  • When Laban says in Gen 30:17, “I have learned by experience”, the Hebrew word means ‘divination’ so it is likely that he used some kind of occult practice.

Discussion questions

1. From our passage, it is obvious that there was deep resentment between Leah and Rachel. Bitterness, envy and conflict between believers is one of the devil’s most effective tools.  How can we guard against such interpersonal conflict with other believers?

2. Leah and Rachel often reference the blessing of God in the naming of their children. Do you think this was appropriate, given the circumstances?

3. God’s blueprint for marriage was obviously not followed in Jacob’s household. Aside from the rivalry and bitterness between the wives, what are some other negative consequences of veering from God’s standard?

4. Leah and Rachel seemed to consider the blessing of bearing children as a personal badge of honour to flaunt and a source of pride.  How can we foster a godly attitude towards both our own and others’ fruitfulness for God and blessing by God?

5. The events of this passage obviously took place over several years.  How do we avoid becoming adversely preoccupied with a single issue over an extended period of our lives??

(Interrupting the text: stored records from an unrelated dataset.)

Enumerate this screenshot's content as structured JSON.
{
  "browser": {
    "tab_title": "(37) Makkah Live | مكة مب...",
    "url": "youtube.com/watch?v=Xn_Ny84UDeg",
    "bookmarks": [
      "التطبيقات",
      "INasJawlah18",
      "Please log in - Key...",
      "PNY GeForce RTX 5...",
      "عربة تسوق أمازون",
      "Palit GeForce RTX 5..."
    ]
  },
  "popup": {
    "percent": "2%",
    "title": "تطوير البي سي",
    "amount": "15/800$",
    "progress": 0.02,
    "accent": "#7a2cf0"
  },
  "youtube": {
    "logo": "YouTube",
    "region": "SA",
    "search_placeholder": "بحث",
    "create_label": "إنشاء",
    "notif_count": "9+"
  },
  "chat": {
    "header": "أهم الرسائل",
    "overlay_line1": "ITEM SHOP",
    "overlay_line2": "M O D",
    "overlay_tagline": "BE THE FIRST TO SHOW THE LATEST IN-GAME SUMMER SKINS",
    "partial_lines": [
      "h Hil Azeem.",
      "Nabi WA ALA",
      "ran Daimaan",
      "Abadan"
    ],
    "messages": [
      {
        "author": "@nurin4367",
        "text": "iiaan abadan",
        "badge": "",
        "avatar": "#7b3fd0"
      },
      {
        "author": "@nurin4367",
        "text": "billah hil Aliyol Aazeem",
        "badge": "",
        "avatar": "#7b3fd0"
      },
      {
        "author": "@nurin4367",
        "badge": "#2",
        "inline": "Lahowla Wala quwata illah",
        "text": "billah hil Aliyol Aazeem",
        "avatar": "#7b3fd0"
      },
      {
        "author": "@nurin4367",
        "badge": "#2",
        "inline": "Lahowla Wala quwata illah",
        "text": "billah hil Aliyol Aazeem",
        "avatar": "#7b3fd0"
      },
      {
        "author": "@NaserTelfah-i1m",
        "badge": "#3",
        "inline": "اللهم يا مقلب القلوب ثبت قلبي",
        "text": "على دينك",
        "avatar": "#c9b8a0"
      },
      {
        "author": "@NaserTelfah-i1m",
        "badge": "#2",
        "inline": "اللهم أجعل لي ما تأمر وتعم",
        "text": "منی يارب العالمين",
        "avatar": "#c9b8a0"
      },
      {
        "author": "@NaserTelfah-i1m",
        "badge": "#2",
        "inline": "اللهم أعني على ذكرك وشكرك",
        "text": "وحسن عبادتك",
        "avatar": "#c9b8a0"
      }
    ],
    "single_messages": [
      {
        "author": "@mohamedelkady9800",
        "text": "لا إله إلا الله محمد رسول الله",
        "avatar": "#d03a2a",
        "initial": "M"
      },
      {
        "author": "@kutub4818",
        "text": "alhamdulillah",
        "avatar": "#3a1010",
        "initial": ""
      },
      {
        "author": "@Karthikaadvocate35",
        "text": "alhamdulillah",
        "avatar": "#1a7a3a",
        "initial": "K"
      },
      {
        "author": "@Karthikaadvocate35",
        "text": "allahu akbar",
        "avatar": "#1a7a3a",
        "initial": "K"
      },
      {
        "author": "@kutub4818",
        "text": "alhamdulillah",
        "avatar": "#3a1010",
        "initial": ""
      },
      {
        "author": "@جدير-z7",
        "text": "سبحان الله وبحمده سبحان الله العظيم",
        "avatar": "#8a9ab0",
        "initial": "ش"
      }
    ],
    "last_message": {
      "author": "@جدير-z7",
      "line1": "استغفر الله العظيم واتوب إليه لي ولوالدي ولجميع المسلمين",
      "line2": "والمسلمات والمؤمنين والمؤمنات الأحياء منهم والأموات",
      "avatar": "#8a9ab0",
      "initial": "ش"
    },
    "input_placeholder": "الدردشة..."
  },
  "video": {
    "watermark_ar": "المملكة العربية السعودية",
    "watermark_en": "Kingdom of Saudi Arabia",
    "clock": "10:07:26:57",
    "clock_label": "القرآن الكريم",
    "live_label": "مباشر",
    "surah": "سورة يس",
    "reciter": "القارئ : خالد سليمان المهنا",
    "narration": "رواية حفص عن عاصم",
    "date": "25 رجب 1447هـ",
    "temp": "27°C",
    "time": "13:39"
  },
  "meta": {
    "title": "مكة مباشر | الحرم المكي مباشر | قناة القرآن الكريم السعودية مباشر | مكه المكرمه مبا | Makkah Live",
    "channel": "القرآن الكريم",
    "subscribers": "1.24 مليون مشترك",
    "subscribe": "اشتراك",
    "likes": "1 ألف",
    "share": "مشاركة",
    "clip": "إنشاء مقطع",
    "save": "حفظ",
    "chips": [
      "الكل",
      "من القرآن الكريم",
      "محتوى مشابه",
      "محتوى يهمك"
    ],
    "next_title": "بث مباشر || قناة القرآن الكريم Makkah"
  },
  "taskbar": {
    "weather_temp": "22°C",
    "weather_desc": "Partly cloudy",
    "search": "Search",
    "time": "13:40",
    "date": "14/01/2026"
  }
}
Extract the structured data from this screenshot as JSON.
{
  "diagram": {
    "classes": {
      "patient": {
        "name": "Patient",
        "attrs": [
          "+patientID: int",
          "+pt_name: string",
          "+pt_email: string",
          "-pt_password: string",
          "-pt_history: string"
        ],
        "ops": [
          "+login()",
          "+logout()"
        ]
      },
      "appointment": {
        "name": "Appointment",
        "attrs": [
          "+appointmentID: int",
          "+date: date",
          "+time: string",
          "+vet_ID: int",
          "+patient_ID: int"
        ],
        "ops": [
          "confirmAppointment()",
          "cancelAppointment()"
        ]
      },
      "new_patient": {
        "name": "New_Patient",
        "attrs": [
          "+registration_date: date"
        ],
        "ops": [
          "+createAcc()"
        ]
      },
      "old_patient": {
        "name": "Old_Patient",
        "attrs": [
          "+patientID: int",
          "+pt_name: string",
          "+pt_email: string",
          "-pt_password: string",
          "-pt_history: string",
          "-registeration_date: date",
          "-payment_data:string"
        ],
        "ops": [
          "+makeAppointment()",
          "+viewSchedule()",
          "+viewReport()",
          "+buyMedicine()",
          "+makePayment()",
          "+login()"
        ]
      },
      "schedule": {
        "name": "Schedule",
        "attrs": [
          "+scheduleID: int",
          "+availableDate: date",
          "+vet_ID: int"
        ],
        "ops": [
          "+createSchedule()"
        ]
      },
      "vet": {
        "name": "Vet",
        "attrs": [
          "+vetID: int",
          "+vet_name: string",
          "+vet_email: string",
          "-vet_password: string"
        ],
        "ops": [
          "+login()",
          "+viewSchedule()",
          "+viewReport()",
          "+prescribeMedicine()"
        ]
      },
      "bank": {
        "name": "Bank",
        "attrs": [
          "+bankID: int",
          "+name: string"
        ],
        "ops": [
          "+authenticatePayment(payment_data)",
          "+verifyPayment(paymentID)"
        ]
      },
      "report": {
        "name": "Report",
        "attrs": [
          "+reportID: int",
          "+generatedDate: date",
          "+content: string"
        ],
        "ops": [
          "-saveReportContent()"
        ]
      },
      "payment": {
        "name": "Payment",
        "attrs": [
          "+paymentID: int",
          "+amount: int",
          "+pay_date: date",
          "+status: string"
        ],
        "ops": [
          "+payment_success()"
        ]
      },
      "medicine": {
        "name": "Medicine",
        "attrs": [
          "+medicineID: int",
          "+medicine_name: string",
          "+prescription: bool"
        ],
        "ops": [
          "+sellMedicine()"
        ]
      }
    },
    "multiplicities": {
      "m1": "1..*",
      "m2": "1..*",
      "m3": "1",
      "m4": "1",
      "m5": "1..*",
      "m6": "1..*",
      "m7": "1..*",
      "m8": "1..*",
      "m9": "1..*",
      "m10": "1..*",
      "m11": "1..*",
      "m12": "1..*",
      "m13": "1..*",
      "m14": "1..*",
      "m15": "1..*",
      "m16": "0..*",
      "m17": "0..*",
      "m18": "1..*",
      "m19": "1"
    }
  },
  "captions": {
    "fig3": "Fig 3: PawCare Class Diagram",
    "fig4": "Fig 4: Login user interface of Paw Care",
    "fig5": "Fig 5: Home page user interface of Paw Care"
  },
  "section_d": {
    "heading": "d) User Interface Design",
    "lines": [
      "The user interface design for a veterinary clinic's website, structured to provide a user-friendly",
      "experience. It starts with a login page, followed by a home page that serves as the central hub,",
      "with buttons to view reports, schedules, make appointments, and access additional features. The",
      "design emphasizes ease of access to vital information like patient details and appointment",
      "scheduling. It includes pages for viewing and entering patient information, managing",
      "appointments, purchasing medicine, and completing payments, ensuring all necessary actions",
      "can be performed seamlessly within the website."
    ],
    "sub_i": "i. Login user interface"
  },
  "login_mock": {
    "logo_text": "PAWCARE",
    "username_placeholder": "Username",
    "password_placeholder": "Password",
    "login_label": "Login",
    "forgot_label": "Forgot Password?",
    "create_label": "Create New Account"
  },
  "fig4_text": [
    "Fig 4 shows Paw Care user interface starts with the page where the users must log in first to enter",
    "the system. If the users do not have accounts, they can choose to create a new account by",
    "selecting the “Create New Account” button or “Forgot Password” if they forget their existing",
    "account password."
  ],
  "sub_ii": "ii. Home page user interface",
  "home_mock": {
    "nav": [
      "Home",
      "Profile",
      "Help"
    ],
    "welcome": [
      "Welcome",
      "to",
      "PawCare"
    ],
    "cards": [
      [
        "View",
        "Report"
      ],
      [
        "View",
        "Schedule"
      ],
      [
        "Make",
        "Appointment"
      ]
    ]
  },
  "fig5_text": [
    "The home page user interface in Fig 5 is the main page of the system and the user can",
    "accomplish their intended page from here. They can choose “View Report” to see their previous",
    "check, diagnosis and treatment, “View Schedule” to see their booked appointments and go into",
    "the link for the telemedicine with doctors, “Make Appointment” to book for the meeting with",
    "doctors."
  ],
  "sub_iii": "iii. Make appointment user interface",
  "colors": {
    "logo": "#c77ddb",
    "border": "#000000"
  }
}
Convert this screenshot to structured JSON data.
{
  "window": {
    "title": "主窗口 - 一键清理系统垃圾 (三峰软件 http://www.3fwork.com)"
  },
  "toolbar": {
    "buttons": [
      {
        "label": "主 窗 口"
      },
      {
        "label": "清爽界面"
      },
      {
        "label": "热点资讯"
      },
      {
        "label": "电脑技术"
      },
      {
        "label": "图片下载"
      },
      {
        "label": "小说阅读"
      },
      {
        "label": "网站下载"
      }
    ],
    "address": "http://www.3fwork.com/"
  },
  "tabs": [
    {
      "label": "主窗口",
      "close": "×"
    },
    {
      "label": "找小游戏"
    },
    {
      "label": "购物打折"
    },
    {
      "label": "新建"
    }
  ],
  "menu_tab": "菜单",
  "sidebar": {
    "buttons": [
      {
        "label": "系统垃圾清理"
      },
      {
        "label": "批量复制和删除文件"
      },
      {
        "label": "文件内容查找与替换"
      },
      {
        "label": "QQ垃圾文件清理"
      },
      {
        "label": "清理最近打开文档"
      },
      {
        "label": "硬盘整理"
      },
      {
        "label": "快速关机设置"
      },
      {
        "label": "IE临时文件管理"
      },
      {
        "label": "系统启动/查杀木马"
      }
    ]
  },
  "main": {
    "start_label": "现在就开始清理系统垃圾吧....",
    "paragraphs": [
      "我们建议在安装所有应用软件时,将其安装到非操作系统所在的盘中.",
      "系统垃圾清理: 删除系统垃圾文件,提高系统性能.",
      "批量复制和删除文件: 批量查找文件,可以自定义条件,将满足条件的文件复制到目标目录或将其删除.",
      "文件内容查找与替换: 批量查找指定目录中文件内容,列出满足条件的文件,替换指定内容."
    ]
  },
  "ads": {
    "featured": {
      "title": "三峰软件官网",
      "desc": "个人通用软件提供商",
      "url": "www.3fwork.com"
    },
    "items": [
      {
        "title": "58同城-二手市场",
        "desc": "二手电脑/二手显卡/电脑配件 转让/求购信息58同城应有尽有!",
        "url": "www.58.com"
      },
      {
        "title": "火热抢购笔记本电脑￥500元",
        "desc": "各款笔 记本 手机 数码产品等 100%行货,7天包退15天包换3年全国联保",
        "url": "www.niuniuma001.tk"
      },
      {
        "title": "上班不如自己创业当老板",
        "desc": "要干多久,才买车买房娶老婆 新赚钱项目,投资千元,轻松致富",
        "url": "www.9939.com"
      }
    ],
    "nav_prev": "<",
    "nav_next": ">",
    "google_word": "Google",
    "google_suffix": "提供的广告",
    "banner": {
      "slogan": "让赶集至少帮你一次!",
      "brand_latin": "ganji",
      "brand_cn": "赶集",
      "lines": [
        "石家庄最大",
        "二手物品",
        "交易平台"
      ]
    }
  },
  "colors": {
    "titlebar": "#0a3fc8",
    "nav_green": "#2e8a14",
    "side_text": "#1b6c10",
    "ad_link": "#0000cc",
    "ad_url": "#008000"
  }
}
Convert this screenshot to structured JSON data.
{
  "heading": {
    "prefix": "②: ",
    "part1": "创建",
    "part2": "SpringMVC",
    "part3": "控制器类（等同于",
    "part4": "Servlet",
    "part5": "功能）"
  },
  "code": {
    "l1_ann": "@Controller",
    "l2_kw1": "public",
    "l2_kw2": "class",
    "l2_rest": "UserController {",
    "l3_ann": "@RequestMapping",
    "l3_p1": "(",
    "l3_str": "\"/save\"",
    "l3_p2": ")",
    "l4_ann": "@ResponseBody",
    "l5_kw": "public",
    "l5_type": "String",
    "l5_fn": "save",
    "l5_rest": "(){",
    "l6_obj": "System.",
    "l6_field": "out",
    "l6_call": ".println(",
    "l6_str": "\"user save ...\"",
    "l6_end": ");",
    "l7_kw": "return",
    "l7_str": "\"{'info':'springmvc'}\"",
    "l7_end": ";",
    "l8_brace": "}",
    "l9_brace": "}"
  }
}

6. We would never have written the story of the founding of God’s earthly people in this way.  What can we learn about God and His ways from the dysfunctional context into which the sons of Jacob were born?

7. Jacob seemed to be pulled back to the land promised to him by God, knowing that that was where he was supposed to be.  How can we live in this world, engaged in necessary secular occupations without losing sight of where we truly belong?

8. Given that the second seven-year arrangement had been fulfilled, why do you think that Jacob didn’t just leave rather than go to Laban for permission?

9. Is Jacob’s proposal and subsequent breeding methods an act of faith or just Jacob “the supplanter” up to his old tricks?

10. What do we learn about the importance of honesty and integrity in business dealings from this episode between Jacob and Laban?

11. It is hard to say just how much Jacob’s methods contributed to his prosperity as the Lord’s hand was surely upon him but he had evidently learned much from his years of experience as a herdsman.  What are some positive spiritual benefits to plying one’s trade well?  What are some potential cautions to heed when it comes to secular career development?

12. Some of the reasoning to Jacob’s methods was attributable to the impression made through the eyes of the animals – see Gen 30:37-42.  What spiritual application can we make to ourselves of this principle?